Current electronic portal imaging devices (EPIDs) are generally used for megavoltage imaging in radiotherapy and employ a thin Cu plate/ phosphor screen to convert x-ray energies into optical photons . In order to achieve a high spatial resolution, thin screens are used which subsequently results in low x-ray absorption and thus a low detective quantum efficiency (DQE) for megavoltage x-rays. Additionally, the high atomic number Cu/ phosphor screen materials is not ideal for dosimetric applications. To improve the imaging and dosimetry dual-functionality of EPIDs, water equivalent plastic scintillators have been proposed. Plastic scintillator fibers may however be susceptible to radiation damage caused primarily by ionizations from low energy secondary electrons. An accumulation or clustering of these ionization events, within regions corresponding to the volume of the plastic polymer chains, may lead to chain breaks. This could result in changes to the optical photon absorption properties and optical yield of the fiber, affecting the overall imaging performance of the detector. Here we used Monte Carlo radiation transport simulations for a preliminary investigation into the distribution of ionizations within a single plastic fiber. We find a large number of ionization events can accumulate along the fiber length, which over repeated exposures could lead to damage. To determine the effect of damage on the imaging performance, two fiber arrays were modeled with and without areas of damage. The damaged fiber array was found to produce approximately half the number of counts as the undamaged array.

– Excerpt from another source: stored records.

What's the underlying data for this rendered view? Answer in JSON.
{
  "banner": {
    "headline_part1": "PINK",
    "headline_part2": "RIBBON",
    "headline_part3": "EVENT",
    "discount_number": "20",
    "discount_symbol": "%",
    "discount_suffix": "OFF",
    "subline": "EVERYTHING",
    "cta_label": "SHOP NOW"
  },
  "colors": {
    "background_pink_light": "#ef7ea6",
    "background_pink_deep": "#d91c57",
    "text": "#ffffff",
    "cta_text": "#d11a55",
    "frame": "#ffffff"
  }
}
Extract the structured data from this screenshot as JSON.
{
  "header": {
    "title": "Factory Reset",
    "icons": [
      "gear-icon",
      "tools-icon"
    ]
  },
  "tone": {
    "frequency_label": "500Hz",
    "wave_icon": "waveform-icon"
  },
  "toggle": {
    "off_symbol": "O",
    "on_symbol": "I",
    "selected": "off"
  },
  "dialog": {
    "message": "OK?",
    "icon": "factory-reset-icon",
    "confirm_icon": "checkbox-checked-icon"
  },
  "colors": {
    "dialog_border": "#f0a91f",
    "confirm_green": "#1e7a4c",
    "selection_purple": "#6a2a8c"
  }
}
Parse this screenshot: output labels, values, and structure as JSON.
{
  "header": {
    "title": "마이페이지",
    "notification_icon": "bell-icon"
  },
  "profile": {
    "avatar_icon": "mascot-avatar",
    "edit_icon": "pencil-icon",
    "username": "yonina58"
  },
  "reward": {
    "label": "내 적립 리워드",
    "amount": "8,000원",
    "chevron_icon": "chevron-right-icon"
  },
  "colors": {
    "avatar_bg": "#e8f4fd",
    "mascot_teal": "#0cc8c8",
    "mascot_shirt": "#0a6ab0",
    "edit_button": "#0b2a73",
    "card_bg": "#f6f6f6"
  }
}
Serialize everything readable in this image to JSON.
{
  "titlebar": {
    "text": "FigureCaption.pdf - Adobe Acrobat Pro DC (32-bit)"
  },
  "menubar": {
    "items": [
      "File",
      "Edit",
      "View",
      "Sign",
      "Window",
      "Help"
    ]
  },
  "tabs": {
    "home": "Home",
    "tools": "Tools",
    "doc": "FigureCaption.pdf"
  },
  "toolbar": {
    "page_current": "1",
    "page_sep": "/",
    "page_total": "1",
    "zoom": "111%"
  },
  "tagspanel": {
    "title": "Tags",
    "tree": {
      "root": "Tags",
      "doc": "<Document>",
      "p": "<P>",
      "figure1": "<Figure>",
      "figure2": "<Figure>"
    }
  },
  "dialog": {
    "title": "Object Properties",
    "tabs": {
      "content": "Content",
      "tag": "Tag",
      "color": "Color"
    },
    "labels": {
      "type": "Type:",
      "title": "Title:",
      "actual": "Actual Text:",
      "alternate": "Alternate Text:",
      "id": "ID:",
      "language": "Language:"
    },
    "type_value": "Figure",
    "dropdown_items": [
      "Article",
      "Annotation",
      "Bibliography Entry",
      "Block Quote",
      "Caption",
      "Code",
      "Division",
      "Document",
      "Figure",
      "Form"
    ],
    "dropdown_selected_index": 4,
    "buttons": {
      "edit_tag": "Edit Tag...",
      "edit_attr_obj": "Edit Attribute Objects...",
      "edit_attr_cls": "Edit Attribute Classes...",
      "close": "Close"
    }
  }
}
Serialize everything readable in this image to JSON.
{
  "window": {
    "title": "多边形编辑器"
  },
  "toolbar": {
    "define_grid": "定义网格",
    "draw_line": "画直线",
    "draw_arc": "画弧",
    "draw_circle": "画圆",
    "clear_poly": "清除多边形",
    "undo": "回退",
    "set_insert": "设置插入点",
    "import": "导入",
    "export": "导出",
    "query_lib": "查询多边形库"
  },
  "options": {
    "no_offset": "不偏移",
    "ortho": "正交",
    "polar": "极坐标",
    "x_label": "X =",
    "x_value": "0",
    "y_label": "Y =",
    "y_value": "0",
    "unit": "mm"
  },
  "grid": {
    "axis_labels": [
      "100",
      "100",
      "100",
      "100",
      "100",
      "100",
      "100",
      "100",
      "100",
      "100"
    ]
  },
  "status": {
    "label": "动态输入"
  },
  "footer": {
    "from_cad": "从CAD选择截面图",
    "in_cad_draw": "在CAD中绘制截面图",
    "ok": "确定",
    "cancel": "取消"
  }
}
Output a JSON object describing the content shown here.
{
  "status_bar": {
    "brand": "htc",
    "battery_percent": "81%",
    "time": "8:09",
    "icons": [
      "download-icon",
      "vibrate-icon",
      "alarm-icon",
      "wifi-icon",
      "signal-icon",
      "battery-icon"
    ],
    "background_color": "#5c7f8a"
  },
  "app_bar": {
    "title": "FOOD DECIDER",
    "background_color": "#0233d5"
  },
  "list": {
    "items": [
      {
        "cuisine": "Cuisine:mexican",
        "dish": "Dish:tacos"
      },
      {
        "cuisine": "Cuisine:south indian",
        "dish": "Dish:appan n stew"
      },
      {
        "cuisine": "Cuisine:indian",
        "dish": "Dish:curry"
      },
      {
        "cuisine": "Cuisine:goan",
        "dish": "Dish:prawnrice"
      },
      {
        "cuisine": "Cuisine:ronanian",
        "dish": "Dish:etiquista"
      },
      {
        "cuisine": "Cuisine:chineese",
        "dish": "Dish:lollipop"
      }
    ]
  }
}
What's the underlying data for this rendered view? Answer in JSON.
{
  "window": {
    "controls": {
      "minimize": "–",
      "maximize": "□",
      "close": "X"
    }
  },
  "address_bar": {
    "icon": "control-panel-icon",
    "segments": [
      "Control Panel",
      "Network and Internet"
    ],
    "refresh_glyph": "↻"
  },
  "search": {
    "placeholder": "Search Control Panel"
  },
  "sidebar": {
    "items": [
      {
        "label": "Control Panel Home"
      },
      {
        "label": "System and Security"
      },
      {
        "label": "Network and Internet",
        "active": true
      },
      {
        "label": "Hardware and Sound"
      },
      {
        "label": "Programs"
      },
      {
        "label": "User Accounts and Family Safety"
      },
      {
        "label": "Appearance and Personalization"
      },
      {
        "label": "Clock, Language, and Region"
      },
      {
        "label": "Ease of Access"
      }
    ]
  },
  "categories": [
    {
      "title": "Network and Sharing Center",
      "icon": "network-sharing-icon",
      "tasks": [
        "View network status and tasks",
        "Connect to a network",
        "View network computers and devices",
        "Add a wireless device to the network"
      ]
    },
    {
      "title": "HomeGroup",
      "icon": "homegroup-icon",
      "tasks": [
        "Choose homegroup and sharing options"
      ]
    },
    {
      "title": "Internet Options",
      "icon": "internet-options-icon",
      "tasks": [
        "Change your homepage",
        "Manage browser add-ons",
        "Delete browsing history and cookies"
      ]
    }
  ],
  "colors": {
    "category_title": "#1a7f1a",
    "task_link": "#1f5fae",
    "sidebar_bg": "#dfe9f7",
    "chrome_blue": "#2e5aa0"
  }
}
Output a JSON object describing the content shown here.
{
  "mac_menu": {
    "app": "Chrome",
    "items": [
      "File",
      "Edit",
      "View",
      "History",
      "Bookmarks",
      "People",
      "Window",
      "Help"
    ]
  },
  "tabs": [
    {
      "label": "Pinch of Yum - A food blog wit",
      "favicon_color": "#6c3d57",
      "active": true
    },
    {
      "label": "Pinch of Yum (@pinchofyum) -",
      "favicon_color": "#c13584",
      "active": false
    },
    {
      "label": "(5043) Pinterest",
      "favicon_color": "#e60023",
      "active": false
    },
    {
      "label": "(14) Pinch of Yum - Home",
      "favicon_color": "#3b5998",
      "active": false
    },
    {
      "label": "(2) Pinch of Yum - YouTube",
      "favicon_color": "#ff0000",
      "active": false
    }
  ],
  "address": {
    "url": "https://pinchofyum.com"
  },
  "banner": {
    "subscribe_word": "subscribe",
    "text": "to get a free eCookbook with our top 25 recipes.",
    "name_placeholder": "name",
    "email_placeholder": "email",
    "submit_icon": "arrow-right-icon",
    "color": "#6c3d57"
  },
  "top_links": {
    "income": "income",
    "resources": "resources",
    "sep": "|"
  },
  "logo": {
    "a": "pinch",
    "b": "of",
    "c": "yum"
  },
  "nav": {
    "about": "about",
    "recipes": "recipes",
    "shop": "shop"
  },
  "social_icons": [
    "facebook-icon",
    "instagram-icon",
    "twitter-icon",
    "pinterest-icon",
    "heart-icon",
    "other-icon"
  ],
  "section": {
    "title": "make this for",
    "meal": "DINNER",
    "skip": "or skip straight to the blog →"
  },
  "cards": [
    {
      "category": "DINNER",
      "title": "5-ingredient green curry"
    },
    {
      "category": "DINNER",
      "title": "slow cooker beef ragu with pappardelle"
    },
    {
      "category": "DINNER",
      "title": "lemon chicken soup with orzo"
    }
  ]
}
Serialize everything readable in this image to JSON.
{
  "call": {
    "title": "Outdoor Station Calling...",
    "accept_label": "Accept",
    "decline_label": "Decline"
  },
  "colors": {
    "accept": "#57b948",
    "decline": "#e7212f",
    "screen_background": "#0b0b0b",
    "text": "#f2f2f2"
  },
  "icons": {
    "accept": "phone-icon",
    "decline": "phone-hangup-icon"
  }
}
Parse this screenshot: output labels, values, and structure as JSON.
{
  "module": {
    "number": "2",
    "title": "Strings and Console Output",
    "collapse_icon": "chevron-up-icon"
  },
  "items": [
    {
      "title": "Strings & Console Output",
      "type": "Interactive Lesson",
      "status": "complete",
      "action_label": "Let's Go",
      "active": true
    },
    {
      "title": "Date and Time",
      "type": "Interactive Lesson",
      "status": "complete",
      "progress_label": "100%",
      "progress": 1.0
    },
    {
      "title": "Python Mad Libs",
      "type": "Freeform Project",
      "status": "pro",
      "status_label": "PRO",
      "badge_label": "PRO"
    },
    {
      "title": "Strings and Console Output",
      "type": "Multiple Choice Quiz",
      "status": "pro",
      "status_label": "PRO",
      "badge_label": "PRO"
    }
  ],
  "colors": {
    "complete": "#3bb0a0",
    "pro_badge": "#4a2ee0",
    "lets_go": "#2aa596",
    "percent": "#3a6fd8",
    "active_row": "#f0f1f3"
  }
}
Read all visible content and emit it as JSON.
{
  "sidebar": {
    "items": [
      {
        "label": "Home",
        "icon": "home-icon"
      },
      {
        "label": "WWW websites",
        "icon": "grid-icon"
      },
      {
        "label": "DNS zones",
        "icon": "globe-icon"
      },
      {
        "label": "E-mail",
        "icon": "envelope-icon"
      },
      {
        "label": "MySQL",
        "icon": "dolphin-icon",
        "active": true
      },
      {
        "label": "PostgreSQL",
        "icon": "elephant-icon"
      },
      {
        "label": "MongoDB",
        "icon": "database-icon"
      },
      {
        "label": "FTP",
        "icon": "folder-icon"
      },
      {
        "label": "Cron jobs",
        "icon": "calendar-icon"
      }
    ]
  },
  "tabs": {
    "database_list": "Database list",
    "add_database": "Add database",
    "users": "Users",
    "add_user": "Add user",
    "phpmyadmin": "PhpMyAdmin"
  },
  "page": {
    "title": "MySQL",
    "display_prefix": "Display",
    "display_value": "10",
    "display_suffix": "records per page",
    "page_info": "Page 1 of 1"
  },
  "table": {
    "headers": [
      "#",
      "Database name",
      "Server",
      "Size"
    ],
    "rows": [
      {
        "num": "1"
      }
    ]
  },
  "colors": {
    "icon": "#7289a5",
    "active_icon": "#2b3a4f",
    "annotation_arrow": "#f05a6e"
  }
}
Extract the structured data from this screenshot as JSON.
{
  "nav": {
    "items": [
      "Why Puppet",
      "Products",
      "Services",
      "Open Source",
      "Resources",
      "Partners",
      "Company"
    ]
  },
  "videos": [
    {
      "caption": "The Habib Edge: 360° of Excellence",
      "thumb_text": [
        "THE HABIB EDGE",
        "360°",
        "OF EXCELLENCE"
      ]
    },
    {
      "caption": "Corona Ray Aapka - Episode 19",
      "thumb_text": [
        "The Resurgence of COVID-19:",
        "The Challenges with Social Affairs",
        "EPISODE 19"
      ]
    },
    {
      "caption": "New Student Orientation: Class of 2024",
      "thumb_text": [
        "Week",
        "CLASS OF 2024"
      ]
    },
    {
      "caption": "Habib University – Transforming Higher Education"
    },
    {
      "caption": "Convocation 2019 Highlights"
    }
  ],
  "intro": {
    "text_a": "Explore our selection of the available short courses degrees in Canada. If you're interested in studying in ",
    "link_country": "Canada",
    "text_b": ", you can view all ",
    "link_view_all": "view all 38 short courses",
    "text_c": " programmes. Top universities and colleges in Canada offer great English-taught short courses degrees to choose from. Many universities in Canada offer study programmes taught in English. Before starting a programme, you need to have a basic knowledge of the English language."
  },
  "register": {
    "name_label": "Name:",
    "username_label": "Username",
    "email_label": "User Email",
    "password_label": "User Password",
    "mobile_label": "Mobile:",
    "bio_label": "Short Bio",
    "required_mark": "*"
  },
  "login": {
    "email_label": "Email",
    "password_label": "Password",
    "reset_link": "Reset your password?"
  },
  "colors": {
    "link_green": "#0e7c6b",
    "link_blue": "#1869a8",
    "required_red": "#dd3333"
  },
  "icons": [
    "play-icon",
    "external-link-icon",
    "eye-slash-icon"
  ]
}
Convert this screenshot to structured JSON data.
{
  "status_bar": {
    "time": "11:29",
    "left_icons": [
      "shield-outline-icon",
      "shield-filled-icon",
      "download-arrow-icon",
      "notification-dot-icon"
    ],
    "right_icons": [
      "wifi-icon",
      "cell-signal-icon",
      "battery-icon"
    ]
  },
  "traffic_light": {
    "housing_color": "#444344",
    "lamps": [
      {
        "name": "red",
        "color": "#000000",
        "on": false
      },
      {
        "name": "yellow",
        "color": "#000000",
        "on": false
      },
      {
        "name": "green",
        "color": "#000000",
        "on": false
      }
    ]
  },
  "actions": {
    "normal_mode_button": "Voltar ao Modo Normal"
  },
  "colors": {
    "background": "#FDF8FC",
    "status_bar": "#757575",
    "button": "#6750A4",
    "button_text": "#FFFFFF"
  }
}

Two-photon annihilation quanta are emitted in a pure quantum state and when detected in coincidence, the
photon pairs possess orthogonal polarizations. We propose that this polarization correlation can be exploited in
Positron Emission Tomography (PET), which relies crucially on accurate coincidence detection of photon pairs.
In this proof of concept study, we investigate how photon polarization information can be exploited in PET
imaging by developing a method to discern true coincidences using the polarization correlation of annihilation
pairs. We demonstrate that the unique identification of true photon pairs with their polarization correlation can
dramatically enhance overall PET image quality, especially for high emission rates, when conventional, energy-
based coincidence detection methods become increasingly unreliable. Our results suggest that polarization-based
coincidence detection offers new prospects for in vivo molecular imaging with next-generation PET systems.